The next day he insisted that they drive around to the other side of the conservation land. They could walk in the evergreen plantation there, where it smelled of peat and mushrooms on cool days or pungently of pine resin on hot ones. It was wiser because they were never far from the parking area there, he said. She could have the benefit of her walk without overtaxing herself. They did not mention the ducks.
Once or twice during the next month the husband walked the path to the pond by himself while his wife rested in the dimness of their blue-green and white bedroom, where the shades were drawn against the summer heat. While he sat on the granite bench and smoked the daily secret cigarette that he allowed himself, she dreamed of water running over rocks in a mountain stream. Just once, he saw the ducks again. The three survivors shepherded still by their dappled brown mother. They were larger now, their yellow fluff giving way to the brown of pinfeathers. They still gobbled eagerly at whatever floated on the water’s surface or skittered off at a tangent and then came hurrying back to ride their mother’s wake. One of them stretched its puny wings, flapping, trying to lift itself from the water.
In September, in a hospital in the heart of the city, the husband tiptoed into his wife’s room and sat down beside her bed. He touched her hand lightly. Awakening from drugged sleep, she smiled at him.
“Are there six ducklings on the pond today?” she asked from the remote place where she lived now.
He was amazed that she remembered them.
“Yes,” he lied, because what did it matter now. “They grow stronger every day. They practice flying. I imagine they will fly south very soon.”

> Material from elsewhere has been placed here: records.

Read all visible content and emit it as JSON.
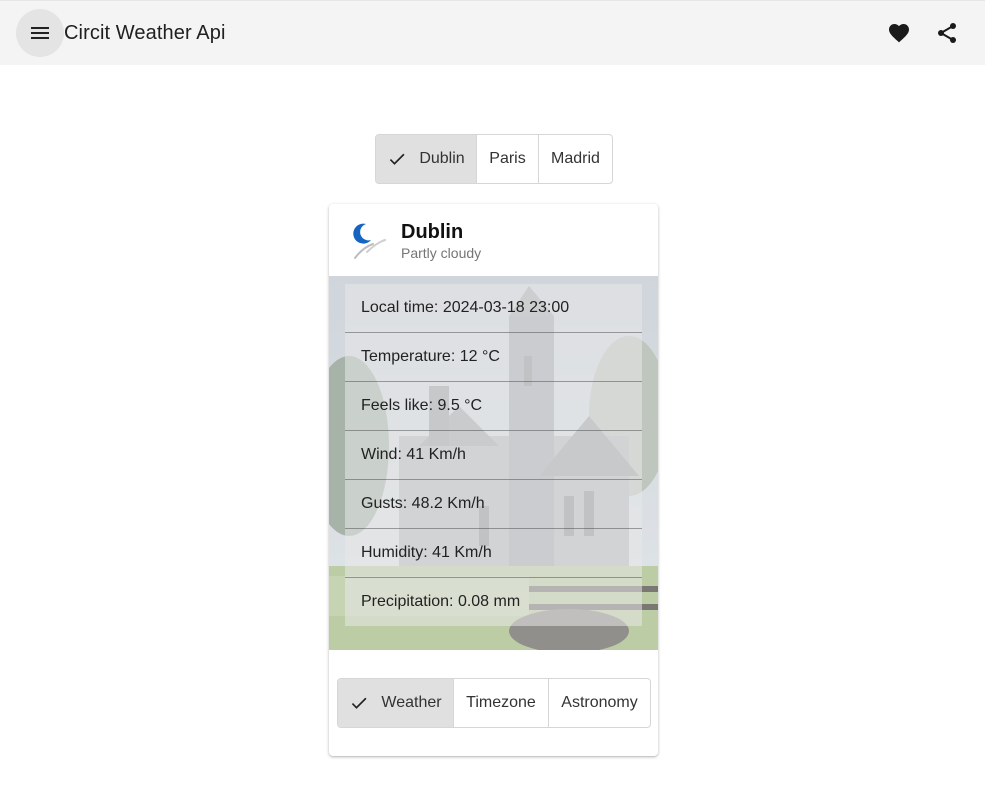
{
  "app": {
    "title": "Circit Weather Api",
    "menu_icon": "menu-icon",
    "favorite_icon": "heart-icon",
    "share_icon": "share-icon"
  },
  "cities": [
    {
      "label": "Dublin",
      "selected": true
    },
    {
      "label": "Paris",
      "selected": false
    },
    {
      "label": "Madrid",
      "selected": false
    }
  ],
  "card": {
    "city": "Dublin",
    "condition": "Partly cloudy",
    "weather_icon": "partly-cloudy-night-icon",
    "details": [
      "Local time: 2024-03-18 23:00",
      "Temperature: 12 °C",
      "Feels like: 9.5 °C",
      "Wind: 41 Km/h",
      "Gusts: 48.2 Km/h",
      "Humidity: 41 Km/h",
      "Precipitation: 0.08 mm"
    ],
    "tabs": [
      {
        "label": "Weather",
        "selected": true
      },
      {
        "label": "Timezone",
        "selected": false
      },
      {
        "label": "Astronomy",
        "selected": false
      }
    ]
  },
  "colors": {
    "toolbar_bg": "#f4f4f4",
    "selected_toggle_bg": "#e0e0e0",
    "moon_icon": "#1565c0"
  }
}
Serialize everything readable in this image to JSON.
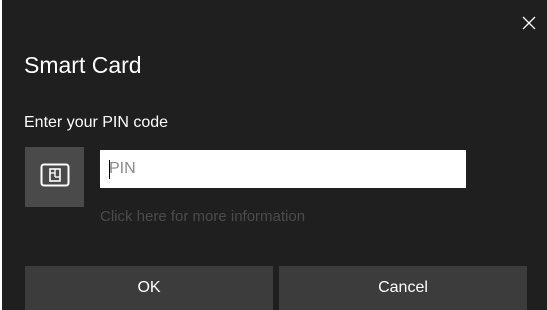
{
  "dialog": {
    "title": "Smart Card",
    "prompt": "Enter your PIN code",
    "close_icon": "close-icon",
    "card_icon": "smart-card-icon",
    "pin_field": {
      "placeholder": "PIN",
      "value": ""
    },
    "info_link": "Click here for more information",
    "buttons": {
      "ok_label": "OK",
      "cancel_label": "Cancel"
    },
    "colors": {
      "background": "#1f1f1f",
      "tile": "#4a4a4a",
      "button": "#3c3c3c",
      "link": "#4b4b4b"
    }
  }
}
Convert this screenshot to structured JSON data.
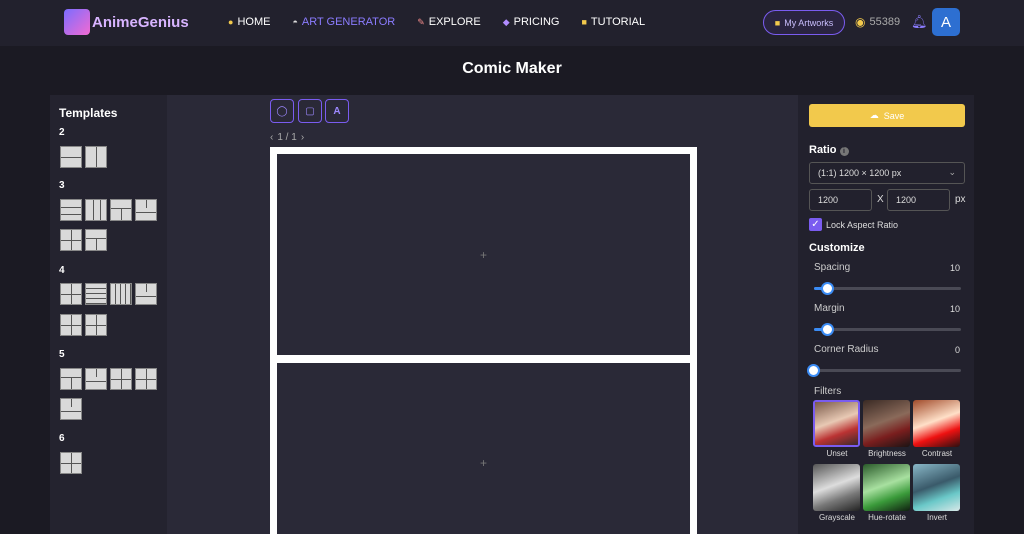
{
  "header": {
    "logo_text": "AnimeGenius",
    "nav": [
      {
        "label": "HOME",
        "icon": "home-dot-icon",
        "active": false
      },
      {
        "label": "ART GENERATOR",
        "icon": "helmet-icon",
        "active": true
      },
      {
        "label": "EXPLORE",
        "icon": "pin-icon",
        "active": false
      },
      {
        "label": "PRICING",
        "icon": "diamond-icon",
        "active": false
      },
      {
        "label": "TUTORIAL",
        "icon": "book-icon",
        "active": false
      }
    ],
    "my_artworks": "My Artworks",
    "coins": "55389",
    "avatar_letter": "A"
  },
  "page_title": "Comic Maker",
  "templates": {
    "title": "Templates",
    "groups": [
      "2",
      "3",
      "4",
      "5",
      "6"
    ]
  },
  "toolbar": {
    "pager": "1 / 1",
    "prev": "‹",
    "next": "›"
  },
  "canvas": {
    "panel_add_symbol": "+"
  },
  "settings": {
    "save_label": "Save",
    "ratio_label": "Ratio",
    "ratio_value": "(1:1) 1200 × 1200 px",
    "width": "1200",
    "height": "1200",
    "x_sep": "X",
    "unit": "px",
    "lock_label": "Lock Aspect Ratio",
    "customize_label": "Customize",
    "spacing_label": "Spacing",
    "spacing_value": "10",
    "margin_label": "Margin",
    "margin_value": "10",
    "corner_label": "Corner Radius",
    "corner_value": "0",
    "filters_label": "Filters",
    "filters": [
      "Unset",
      "Brightness",
      "Contrast",
      "Grayscale",
      "Hue-rotate",
      "Invert"
    ]
  },
  "colors": {
    "accent": "#7a5cf0",
    "save": "#f2c94c",
    "slider": "#3b8cf5"
  }
}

She lowered her veined eyelids over the round balls of her eyes and dreamed of birds resting on the still surface of a pond, feathered breast to mirrored breast. The pond she dreams is a bowl of silt and dark water. Curled brown oak leaves and yellow pollen float on the surface awhile and then sink. The pond’s predators lie quiescent in the bottom mud, jaws clothed, teeth sheathed. She dreams of the great snapping turtle on whose back the world rests. She sees its wrinkled eyelids smooth themselves into hoods over the round balls of its ancient eyes. On the calm surface of the pond in the slanting rays of twilight, the brown and green and gold birds settle their plumage, tuck, first one and then another, their heads under their wings, and sleep.